╭─ AVAILABLE DATA
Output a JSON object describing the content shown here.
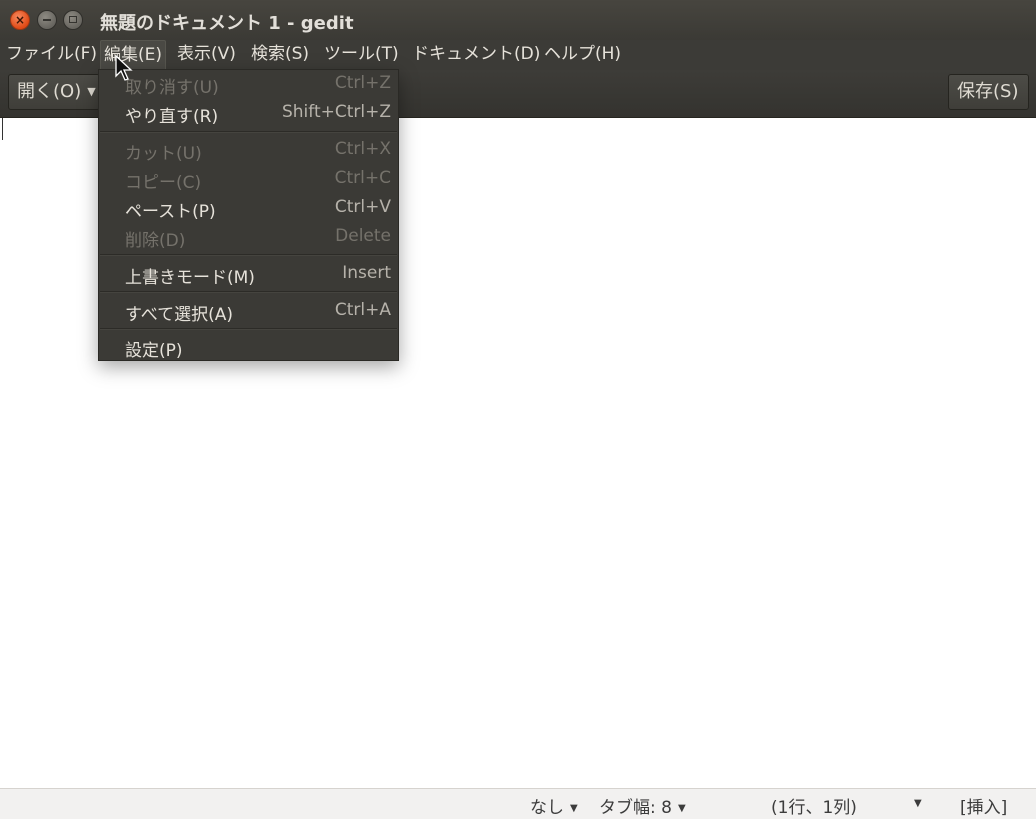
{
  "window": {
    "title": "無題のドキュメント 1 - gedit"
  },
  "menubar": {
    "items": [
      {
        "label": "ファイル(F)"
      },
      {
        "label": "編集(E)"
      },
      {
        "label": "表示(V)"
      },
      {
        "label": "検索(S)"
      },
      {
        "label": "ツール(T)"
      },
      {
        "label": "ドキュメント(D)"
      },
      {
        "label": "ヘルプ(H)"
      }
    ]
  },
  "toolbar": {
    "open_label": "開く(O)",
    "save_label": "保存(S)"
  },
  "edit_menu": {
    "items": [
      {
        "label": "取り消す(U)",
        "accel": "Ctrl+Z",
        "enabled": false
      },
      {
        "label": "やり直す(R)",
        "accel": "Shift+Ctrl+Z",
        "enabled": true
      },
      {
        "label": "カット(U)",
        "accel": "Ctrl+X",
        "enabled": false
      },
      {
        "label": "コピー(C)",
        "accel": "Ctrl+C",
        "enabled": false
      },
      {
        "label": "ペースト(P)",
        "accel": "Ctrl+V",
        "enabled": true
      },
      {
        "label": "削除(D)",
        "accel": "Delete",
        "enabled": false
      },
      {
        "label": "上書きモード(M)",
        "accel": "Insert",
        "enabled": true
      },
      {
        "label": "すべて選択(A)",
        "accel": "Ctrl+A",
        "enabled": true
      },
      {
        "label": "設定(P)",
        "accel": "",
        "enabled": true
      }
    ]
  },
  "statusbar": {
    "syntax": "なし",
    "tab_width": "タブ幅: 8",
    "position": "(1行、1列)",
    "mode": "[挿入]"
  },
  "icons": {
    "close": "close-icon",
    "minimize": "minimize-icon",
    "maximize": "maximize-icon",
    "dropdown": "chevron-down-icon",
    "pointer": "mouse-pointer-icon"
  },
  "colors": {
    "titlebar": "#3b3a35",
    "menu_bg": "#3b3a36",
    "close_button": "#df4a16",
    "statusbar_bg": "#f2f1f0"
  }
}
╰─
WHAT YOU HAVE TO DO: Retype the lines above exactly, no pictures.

TASK OUTPUT:
Output a JSON object describing the content shown here.
{
  "window": {
    "title": "無題のドキュメント 1 - gedit"
  },
  "menubar": {
    "items": [
      {
        "label": "ファイル(F)"
      },
      {
        "label": "編集(E)"
      },
      {
        "label": "表示(V)"
      },
      {
        "label": "検索(S)"
      },
      {
        "label": "ツール(T)"
      },
      {
        "label": "ドキュメント(D)"
      },
      {
        "label": "ヘルプ(H)"
      }
    ]
  },
  "toolbar": {
    "open_label": "開く(O)",
    "save_label": "保存(S)"
  },
  "edit_menu": {
    "items": [
      {
        "label": "取り消す(U)",
        "accel": "Ctrl+Z",
        "enabled": false
      },
      {
        "label": "やり直す(R)",
        "accel": "Shift+Ctrl+Z",
        "enabled": true
      },
      {
        "label": "カット(U)",
        "accel": "Ctrl+X",
        "enabled": false
      },
      {
        "label": "コピー(C)",
        "accel": "Ctrl+C",
        "enabled": false
      },
      {
        "label": "ペースト(P)",
        "accel": "Ctrl+V",
        "enabled": true
      },
      {
        "label": "削除(D)",
        "accel": "Delete",
        "enabled": false
      },
      {
        "label": "上書きモード(M)",
        "accel": "Insert",
        "enabled": true
      },
      {
        "label": "すべて選択(A)",
        "accel": "Ctrl+A",
        "enabled": true
      },
      {
        "label": "設定(P)",
        "accel": "",
        "enabled": true
      }
    ]
  },
  "statusbar": {
    "syntax": "なし",
    "tab_width": "タブ幅: 8",
    "position": "(1行、1列)",
    "mode": "[挿入]"
  },
  "icons": {
    "close": "close-icon",
    "minimize": "minimize-icon",
    "maximize": "maximize-icon",
    "dropdown": "chevron-down-icon",
    "pointer": "mouse-pointer-icon"
  },
  "colors": {
    "titlebar": "#3b3a35",
    "menu_bg": "#3b3a36",
    "close_button": "#df4a16",
    "statusbar_bg": "#f2f1f0"
  }
}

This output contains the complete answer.